Informal settlers strategically find an apartment or house to occupy since they cannot afford to own a place of their own. They do this to seek shelter and protect themselves from the outside elements.  

As it is understandable why an informal settler may want to seek shelter, it poses a threat to your HOA community due to safety concerns. Many informal settlers are strangers cohabiting in the homes of your community members without permission.  

In this article, the types of informal settlers will be explained and how you can identify them. In addition, we will discuss how your HOA can prevent squatters. By being aware of squatters, your HOA community can work together to maintain a safe and harmonious community environment.  

Types of Informal Settlers and How to Identify Them 

There are three main types of informal settlers and several ways to identify each of them. The types are known as opportunity squatters, professional squatters, and activist squatters.  

Opportunity Settlers 

These are individuals who take advantage of abandoned or unoccupied properties.
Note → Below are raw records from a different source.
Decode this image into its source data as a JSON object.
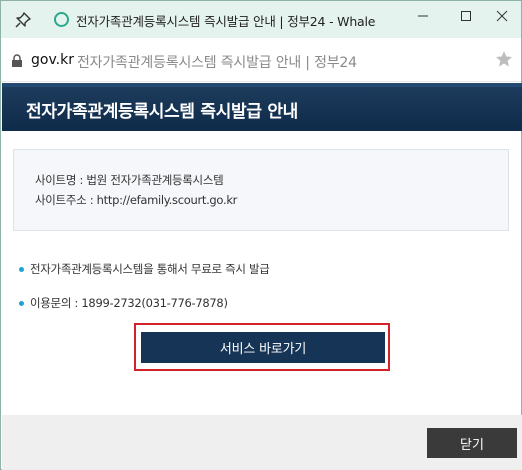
{
  "window": {
    "title": "전자가족관계등록시스템 즉시발급 안내 | 정부24 - Whale"
  },
  "address_bar": {
    "domain": "gov.kr",
    "page_title": "전자가족관계등록시스템 즉시발급 안내 | 정부24"
  },
  "popup": {
    "heading": "전자가족관계등록시스템 즉시발급 안내",
    "info": {
      "site_name": "사이트명 : 법원 전자가족관계등록시스템",
      "site_address": "사이트주소 : http://efamily.scourt.go.kr"
    },
    "bullets": [
      "전자가족관계등록시스템을 통해서 무료로 즉시 발급",
      "이용문의 : 1899-2732(031-776-7878)"
    ],
    "service_button": "서비스 바로가기",
    "close_button": "닫기"
  },
  "colors": {
    "header_bg": "#0f2b4a",
    "button_bg": "#163456",
    "highlight_border": "#d2232a",
    "bullet": "#1ea3d6",
    "titlebar_bg": "#e5f3ee"
  },
  "icons": {
    "pin": "pin-icon",
    "favicon": "whale-favicon-icon",
    "lock": "lock-icon",
    "star": "star-icon",
    "minimize": "minimize-icon",
    "maximize": "maximize-icon",
    "close": "close-icon"
  }
}
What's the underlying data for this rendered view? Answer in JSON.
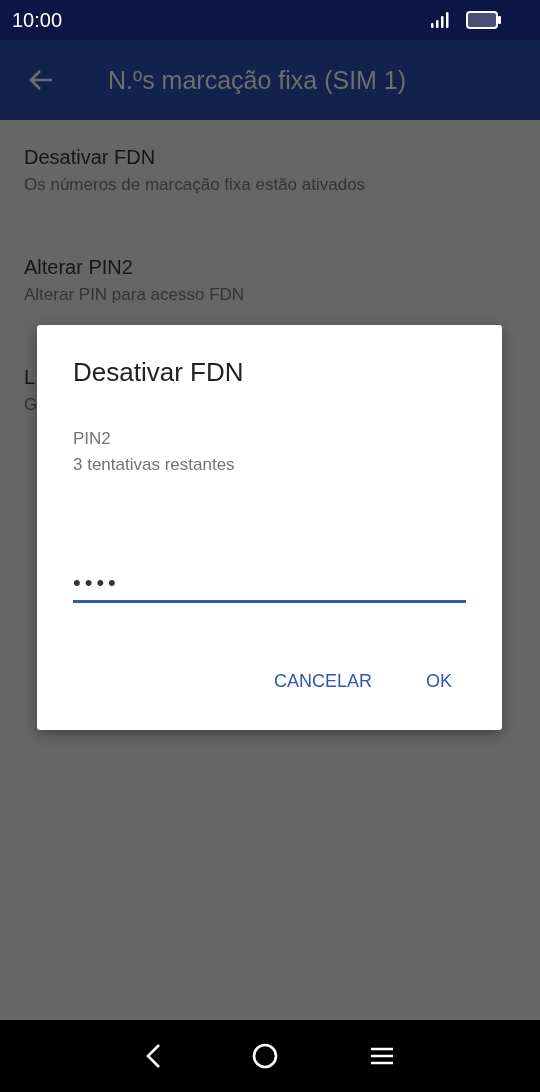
{
  "status_bar": {
    "time": "10:00"
  },
  "app_bar": {
    "title": "N.ºs marcação fixa (SIM 1)"
  },
  "settings": [
    {
      "title": "Desativar FDN",
      "subtitle": "Os números de marcação fixa estão ativados"
    },
    {
      "title": "Alterar PIN2",
      "subtitle": "Alterar PIN para acesso FDN"
    },
    {
      "title": "L",
      "subtitle": "G"
    }
  ],
  "dialog": {
    "title": "Desativar FDN",
    "label": "PIN2",
    "hint": "3 tentativas restantes",
    "value": "••••",
    "buttons": [
      "CANCELAR",
      "OK"
    ]
  }
}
They identify properties that appear vacant or neglected and move in without any legal right to do so. Signs of opportunity for settlers may include broken windows, overgrown gardens, or lack of maintenance. They often occupy properties temporarily until they are discovered or until they find another empty property to move into. 

Professional Settlers  

Unlike opportunity settlers, professional squatters usually target properties that are still in use or have recently been vacated. They exploit legal loopholes and knowledge of tenant rights to occupy a property for extended periods, sometimes even years, without paying rent or adhering to any legal obligations. These squatters are skilled at avoiding eviction and may provide fake documents or leases to appear as legitimate tenants. Frequent property visits without meeting the actual owner or tenants can be a potential indicator of professional settlers. 

Activist Settlers 

Activist squatters have a political or social agenda and occupy properties to protest certain issues or to raise awareness about specific causes. They may target government-owned properties, abandoned buildings, or properties owned by large corporations. Activist settlers often utilize squatted properties as community centers, art spaces, or shelters for the homeless. They may leave behind signs, banners, or statements indicating their purpose for squatting. 

How Your HOA Community Can Prevent Informal Settlers 

To prevent informal settlers from inhabiting your HOA community, there are several things that you can do.  

Here are four measures that your HOA community should consider upholding.  

1. Your HOA community can establish a comprehensive screening process for potential residents. This can include verifying their legal status and conducting background checks to ensure that they have a legitimate claim to reside in the community. Additionally, your HOA can enforce strict policies regarding property ownership, including requiring proof of ownership and prohibiting the subletting or renting of properties without prior approval. 

2. Ensure proper monitoring and enforcement of your HOA community's rules and regulations. Regular inspections of properties can help identify any potential unauthorized residents or instances of overcrowding, and swift action should be taken to address these issues. Your HOA can also establish a neighborhood watch program to encourage residents to be vigilant and report any suspicious activities or individuals. 

3. To protect your community members, your HOA can invest in security measures such as installing CCTV cameras, improving lighting in common areas, and implementing access control systems like gated entries or keyless entry systems. Regular security patrols can also be conducted to discourage criminal activities and ensure the safety of residents. 

Are you interested in starting a neighborhood watch? Learn more here!  

4. Foster a sense of community and belonging among your members. This can be achieved through organizing regular social events and promoting open communication channels between residents and the HOA board. By building strong relationships, your residents will be more inclined to look out for one another and report any potential security threats or concerns promptly. 

If you want to learn innovative ways to enhance your community engagement, click here! 

Protect Your HOA Community with Management Plus 

At Management Plus, we are dedicated to helping your HOA community protect your community members. We understand the importance of a safe environment for your residents and are here to provide you with the necessary tools and expertise to do that. 

By partnering with us, you can proactively protect your community from informal settlers, ensuring a secure and peaceful living environment for all your residents.  

Click here to start a conversation with Management Plus today to learn how we can support your community.  

Follow Management Plus on Facebook, Instagram, and LinkedIn!  

Happy with the Management Plus difference? Leave us a quick five-star review here!